Citing PatentFiling datePublication dateApplicantTitle
US8540728 *Sep 28, 2012Sep 24, 2013B. Braun Melsungen AgCatheter insertion device
Classifications
U.S. Classification604/164.07, 604/164.08
International ClassificationA61M5/178, A61M25/06, A61M5/32
Cooperative ClassificationA61M5/3232, A61M25/0631, A61M25/0693, A61M2025/006
European ClassificationA61M25/06D2
Legal Events

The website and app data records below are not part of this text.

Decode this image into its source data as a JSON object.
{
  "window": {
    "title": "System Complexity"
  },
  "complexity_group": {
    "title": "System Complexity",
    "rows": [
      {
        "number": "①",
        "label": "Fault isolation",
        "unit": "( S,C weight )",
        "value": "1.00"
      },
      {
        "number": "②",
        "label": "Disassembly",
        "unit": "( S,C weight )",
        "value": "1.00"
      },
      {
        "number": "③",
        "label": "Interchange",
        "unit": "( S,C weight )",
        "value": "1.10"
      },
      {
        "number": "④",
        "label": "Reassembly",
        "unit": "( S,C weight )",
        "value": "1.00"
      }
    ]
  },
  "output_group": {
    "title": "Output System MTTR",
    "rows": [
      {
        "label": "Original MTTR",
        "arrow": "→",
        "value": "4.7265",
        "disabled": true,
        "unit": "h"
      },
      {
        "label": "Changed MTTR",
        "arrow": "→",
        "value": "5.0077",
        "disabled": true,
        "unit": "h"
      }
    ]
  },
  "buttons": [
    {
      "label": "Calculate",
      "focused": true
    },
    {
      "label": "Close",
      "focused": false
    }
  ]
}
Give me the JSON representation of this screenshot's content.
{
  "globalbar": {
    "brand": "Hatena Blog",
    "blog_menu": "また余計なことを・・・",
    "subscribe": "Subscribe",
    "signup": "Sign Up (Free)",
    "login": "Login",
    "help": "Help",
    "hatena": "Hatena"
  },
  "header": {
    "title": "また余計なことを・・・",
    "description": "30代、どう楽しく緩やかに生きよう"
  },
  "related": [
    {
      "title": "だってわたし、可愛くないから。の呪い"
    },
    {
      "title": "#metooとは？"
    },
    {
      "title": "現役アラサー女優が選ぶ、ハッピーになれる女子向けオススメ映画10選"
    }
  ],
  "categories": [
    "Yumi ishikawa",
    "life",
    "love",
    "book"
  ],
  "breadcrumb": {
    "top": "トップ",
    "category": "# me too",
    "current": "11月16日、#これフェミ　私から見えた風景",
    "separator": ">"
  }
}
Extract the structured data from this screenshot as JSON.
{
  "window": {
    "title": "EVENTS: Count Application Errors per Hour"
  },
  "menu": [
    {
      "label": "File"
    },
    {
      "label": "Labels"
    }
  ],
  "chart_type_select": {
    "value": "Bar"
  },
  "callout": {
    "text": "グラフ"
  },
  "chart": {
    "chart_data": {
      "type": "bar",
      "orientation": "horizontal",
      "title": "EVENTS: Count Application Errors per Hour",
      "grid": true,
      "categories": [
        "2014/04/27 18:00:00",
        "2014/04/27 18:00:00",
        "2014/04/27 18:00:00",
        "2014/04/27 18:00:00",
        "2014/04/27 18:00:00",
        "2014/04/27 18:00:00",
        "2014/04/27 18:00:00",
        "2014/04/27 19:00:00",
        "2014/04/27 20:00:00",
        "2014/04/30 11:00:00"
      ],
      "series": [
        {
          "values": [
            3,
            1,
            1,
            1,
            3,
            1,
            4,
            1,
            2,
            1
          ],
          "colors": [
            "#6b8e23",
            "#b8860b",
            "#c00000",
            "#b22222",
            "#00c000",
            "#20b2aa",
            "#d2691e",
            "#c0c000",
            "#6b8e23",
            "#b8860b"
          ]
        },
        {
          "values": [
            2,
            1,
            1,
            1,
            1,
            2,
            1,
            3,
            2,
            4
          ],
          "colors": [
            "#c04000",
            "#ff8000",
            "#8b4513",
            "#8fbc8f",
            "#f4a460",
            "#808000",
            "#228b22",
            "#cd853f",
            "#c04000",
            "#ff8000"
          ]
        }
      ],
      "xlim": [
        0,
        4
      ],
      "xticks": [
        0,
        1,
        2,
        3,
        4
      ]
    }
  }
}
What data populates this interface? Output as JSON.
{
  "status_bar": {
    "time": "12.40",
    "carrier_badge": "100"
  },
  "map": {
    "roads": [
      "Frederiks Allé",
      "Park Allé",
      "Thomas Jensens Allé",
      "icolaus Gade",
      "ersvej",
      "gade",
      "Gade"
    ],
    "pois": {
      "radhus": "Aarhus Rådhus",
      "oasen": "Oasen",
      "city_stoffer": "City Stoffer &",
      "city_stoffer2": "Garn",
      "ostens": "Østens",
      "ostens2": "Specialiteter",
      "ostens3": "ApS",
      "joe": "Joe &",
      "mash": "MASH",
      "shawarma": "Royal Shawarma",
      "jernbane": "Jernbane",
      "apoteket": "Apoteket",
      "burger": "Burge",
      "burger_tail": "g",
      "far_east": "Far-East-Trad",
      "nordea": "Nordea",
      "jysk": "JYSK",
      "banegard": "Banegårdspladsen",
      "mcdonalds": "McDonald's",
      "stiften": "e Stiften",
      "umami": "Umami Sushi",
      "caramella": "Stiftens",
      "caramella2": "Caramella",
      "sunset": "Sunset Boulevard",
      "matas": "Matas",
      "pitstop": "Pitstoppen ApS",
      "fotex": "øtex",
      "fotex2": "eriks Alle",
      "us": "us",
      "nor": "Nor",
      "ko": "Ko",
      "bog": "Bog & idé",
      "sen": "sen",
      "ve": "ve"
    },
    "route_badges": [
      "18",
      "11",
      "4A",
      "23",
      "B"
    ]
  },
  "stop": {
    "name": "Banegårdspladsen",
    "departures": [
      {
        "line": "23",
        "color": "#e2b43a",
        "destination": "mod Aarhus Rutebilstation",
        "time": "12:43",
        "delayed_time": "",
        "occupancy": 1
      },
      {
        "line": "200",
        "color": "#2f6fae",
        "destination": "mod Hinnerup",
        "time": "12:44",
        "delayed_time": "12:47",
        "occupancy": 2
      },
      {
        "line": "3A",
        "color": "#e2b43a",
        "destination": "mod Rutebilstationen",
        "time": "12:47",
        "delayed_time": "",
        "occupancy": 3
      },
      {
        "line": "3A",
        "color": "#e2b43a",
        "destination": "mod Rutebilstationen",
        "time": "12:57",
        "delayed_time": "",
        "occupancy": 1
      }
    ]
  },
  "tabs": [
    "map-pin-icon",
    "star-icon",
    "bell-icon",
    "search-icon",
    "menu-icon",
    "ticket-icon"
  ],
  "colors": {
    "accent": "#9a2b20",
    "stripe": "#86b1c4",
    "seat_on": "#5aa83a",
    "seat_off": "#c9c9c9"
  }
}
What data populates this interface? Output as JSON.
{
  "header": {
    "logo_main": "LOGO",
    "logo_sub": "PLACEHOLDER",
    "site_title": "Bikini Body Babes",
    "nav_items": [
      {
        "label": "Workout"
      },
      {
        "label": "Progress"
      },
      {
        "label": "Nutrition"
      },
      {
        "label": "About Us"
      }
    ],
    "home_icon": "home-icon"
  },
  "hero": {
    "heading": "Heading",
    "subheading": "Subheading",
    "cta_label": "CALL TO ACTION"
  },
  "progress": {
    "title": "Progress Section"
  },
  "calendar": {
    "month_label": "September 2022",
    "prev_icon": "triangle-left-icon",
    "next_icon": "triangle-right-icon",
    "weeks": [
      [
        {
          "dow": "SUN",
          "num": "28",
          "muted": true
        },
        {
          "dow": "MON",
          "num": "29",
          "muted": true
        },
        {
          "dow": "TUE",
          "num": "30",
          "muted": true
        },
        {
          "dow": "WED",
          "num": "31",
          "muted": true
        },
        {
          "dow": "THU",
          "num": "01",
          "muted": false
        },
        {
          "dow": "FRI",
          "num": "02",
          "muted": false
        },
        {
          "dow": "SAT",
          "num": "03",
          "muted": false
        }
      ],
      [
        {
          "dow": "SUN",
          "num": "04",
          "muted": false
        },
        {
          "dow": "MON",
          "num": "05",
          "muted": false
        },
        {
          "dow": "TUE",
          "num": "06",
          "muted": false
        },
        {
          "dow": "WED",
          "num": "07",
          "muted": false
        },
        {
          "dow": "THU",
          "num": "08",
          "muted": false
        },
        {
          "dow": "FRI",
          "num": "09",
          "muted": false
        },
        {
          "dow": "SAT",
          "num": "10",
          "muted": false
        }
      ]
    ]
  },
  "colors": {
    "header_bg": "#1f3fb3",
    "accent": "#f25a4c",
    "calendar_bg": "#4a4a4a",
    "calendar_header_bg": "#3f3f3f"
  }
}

DateCodeEventDescription
Sep 26, 2012FPAYFee payment
Year of fee payment: 4
May 7, 2008ASAssignment
Owner name: MDC INVESTMENT HOLDINGS, INC., DELAWARE
Free format text: ASSIGNMENT OF ASSIGNORS INTEREST;ASSIGNORS:BOTICH, MICHAEL J.;HALSETH, THOR R.;BARKER, JOHN;REEL/FRAME:020960/0087
Effective date: 20000622